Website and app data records
____

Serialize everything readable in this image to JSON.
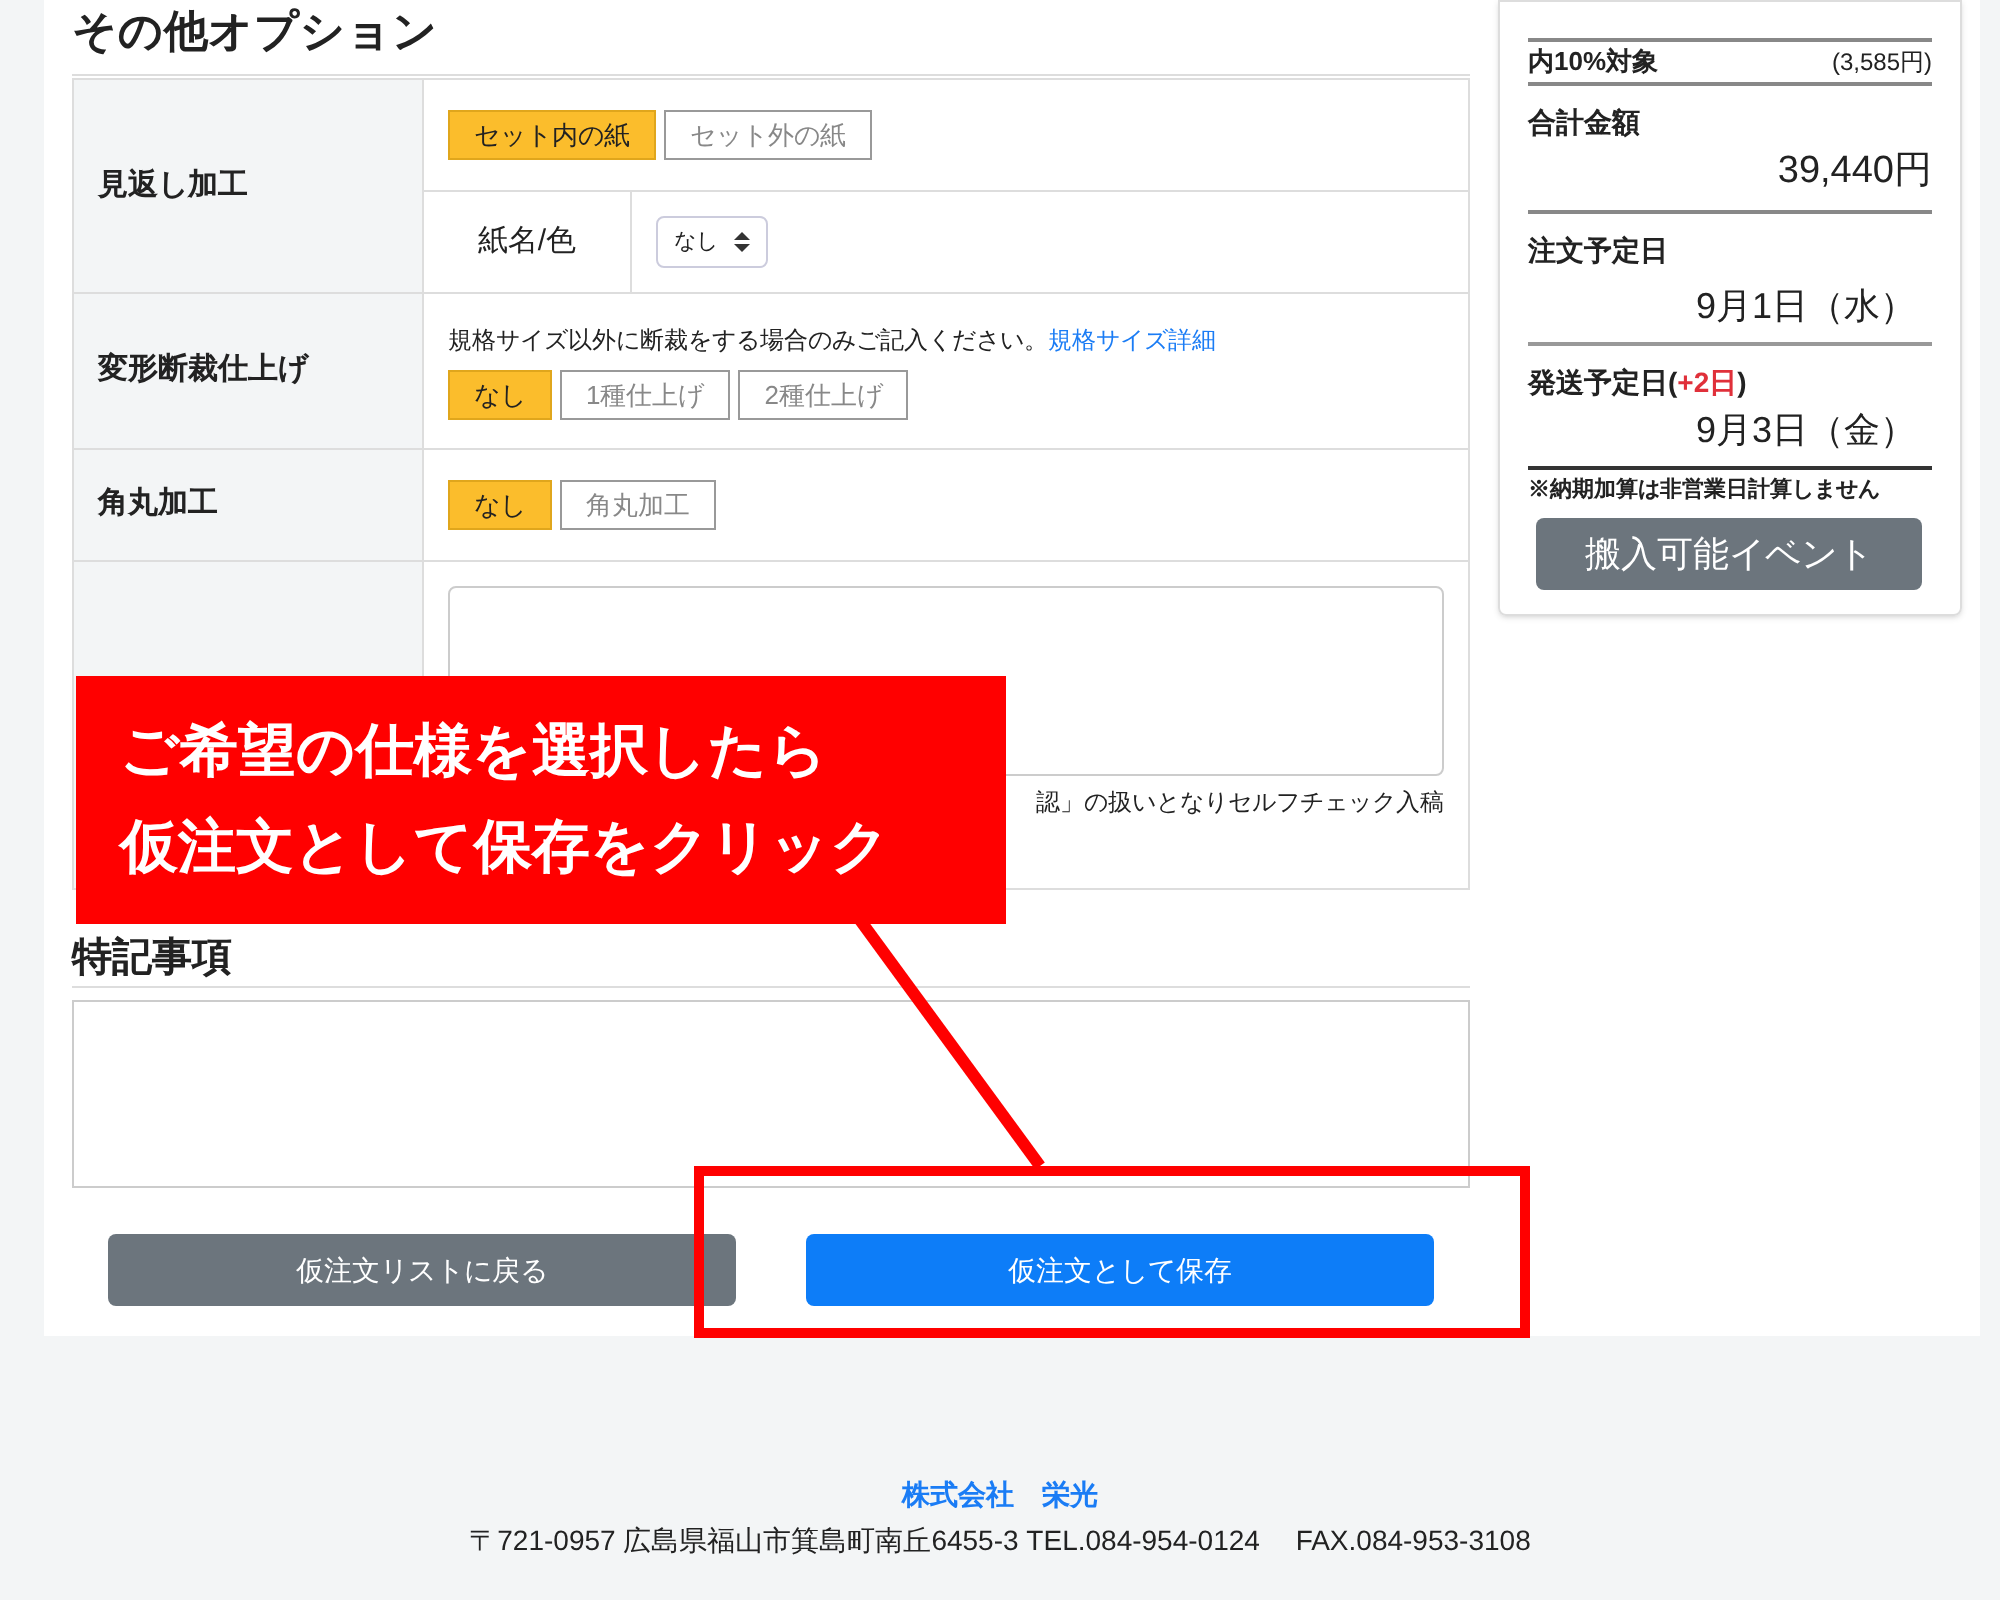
{
  "section_title": "その他オプション",
  "options": [
    {
      "kind": "buttons",
      "label": "見返し加工",
      "choices": [
        {
          "label": "セット内の紙",
          "selected": true
        },
        {
          "label": "セット外の紙",
          "selected": false
        }
      ],
      "sub": {
        "label": "紙名/色",
        "select": "なし"
      }
    },
    {
      "kind": "buttons",
      "label": "変形断裁仕上げ",
      "note": "規格サイズ以外に断裁をする場合のみご記入ください。",
      "link": "規格サイズ詳細",
      "choices": [
        {
          "label": "なし",
          "selected": true
        },
        {
          "label": "1種仕上げ",
          "selected": false
        },
        {
          "label": "2種仕上げ",
          "selected": false
        }
      ]
    },
    {
      "kind": "buttons",
      "label": "角丸加工",
      "choices": [
        {
          "label": "なし",
          "selected": true
        },
        {
          "label": "角丸加工",
          "selected": false
        }
      ]
    },
    {
      "kind": "textarea",
      "note_tail": "認」の扱いとなりセルフチェック入稿"
    }
  ],
  "remarks_title": "特記事項",
  "buttons": {
    "back": "仮注文リストに戻る",
    "save": "仮注文として保存"
  },
  "summary": {
    "tax_label": "内10%対象",
    "tax_value": "(3,585円)",
    "total_label": "合計金額",
    "total_value": "39,440円",
    "order_label": "注文予定日",
    "order_date": "9月1日（水）",
    "ship_label": "発送予定日(",
    "ship_extra": "+2日",
    "ship_close": ")",
    "ship_date": "9月3日（金）",
    "note": "※納期加算は非営業日計算しません",
    "event_button": "搬入可能イベント"
  },
  "callout": {
    "lines": [
      "ご希望の仕様を選択したら",
      "仮注文として保存をクリック"
    ]
  },
  "footer": {
    "company": "株式会社　栄光",
    "address": "〒721-0957 広島県福山市箕島町南丘6455-3 TEL.084-954-0124　 FAX.084-953-3108"
  }
}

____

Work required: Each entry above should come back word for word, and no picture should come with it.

Reply:
Serialize everything readable in this image to JSON.
{
  "section_title": "その他オプション",
  "options": [
    {
      "kind": "buttons",
      "label": "見返し加工",
      "choices": [
        {
          "label": "セット内の紙",
          "selected": true
        },
        {
          "label": "セット外の紙",
          "selected": false
        }
      ],
      "sub": {
        "label": "紙名/色",
        "select": "なし"
      }
    },
    {
      "kind": "buttons",
      "label": "変形断裁仕上げ",
      "note": "規格サイズ以外に断裁をする場合のみご記入ください。",
      "link": "規格サイズ詳細",
      "choices": [
        {
          "label": "なし",
          "selected": true
        },
        {
          "label": "1種仕上げ",
          "selected": false
        },
        {
          "label": "2種仕上げ",
          "selected": false
        }
      ]
    },
    {
      "kind": "buttons",
      "label": "角丸加工",
      "choices": [
        {
          "label": "なし",
          "selected": true
        },
        {
          "label": "角丸加工",
          "selected": false
        }
      ]
    },
    {
      "kind": "textarea",
      "note_tail": "認」の扱いとなりセルフチェック入稿"
    }
  ],
  "remarks_title": "特記事項",
  "buttons": {
    "back": "仮注文リストに戻る",
    "save": "仮注文として保存"
  },
  "summary": {
    "tax_label": "内10%対象",
    "tax_value": "(3,585円)",
    "total_label": "合計金額",
    "total_value": "39,440円",
    "order_label": "注文予定日",
    "order_date": "9月1日（水）",
    "ship_label": "発送予定日(",
    "ship_extra": "+2日",
    "ship_close": ")",
    "ship_date": "9月3日（金）",
    "note": "※納期加算は非営業日計算しません",
    "event_button": "搬入可能イベント"
  },
  "callout": {
    "lines": [
      "ご希望の仕様を選択したら",
      "仮注文として保存をクリック"
    ]
  },
  "footer": {
    "company": "株式会社　栄光",
    "address": "〒721-0957 広島県福山市箕島町南丘6455-3 TEL.084-954-0124　 FAX.084-953-3108"
  }
}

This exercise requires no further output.